DIRECTIONS FOR THIS TASK |
Using the records below, find every line that includes "title" and copy it.

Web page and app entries
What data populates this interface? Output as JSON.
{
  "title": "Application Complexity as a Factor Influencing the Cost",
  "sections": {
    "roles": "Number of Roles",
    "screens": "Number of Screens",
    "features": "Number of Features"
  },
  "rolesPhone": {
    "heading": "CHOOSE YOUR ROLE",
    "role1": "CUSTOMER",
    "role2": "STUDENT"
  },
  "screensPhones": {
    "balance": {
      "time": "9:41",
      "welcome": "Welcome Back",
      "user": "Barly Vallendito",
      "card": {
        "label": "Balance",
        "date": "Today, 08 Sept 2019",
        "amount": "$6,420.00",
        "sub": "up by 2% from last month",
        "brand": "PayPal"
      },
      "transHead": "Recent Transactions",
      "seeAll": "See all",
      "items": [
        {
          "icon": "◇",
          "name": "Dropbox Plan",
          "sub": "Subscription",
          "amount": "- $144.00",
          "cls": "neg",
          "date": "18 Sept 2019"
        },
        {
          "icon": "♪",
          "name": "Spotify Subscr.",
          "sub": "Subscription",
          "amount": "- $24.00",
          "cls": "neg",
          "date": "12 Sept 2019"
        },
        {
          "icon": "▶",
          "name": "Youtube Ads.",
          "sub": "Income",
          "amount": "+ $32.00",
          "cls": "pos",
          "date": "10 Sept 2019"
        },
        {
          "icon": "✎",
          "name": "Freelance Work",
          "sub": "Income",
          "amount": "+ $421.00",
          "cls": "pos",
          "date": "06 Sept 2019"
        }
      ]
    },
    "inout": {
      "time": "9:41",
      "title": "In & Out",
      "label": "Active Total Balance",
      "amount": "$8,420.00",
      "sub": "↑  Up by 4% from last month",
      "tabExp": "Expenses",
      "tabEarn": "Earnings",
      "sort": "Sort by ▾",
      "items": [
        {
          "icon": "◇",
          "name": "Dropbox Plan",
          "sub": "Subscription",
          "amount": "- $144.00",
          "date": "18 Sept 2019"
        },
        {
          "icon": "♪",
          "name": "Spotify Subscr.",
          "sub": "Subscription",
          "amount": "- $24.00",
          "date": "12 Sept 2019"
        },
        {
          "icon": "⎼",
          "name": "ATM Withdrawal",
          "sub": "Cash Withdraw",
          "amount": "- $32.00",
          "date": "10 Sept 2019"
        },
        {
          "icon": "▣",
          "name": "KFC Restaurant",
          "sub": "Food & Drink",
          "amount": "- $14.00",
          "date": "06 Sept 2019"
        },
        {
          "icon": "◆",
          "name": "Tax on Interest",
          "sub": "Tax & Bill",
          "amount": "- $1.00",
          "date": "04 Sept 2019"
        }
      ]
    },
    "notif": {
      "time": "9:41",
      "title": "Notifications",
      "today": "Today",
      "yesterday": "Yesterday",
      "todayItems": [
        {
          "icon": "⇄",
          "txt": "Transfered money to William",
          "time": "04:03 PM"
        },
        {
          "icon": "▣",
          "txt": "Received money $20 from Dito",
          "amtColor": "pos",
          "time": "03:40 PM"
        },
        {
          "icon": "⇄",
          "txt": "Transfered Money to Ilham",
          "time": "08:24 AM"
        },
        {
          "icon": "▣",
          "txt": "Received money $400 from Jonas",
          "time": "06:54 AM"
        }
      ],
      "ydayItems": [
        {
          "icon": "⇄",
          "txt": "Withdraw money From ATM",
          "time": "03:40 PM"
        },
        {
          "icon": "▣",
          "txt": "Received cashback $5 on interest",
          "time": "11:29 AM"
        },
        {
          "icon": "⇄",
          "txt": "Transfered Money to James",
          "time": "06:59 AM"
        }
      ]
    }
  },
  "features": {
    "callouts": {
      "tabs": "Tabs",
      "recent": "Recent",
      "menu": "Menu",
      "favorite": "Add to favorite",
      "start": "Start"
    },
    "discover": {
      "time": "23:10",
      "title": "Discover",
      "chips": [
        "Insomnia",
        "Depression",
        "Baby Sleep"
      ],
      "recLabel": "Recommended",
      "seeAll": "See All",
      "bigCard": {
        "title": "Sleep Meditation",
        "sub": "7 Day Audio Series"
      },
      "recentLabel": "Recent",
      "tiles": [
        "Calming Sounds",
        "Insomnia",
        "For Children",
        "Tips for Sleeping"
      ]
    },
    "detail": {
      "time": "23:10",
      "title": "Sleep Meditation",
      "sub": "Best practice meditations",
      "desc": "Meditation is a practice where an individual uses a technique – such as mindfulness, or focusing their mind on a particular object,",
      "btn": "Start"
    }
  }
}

EXERCISE OUTPUT |
  "title": "Application Complexity as a Factor Influencing the Cost",
      "title": "In & Out",
      "title": "Notifications",
      "title": "Discover",
        "title": "Sleep Meditation",
      "title": "Sleep Meditation",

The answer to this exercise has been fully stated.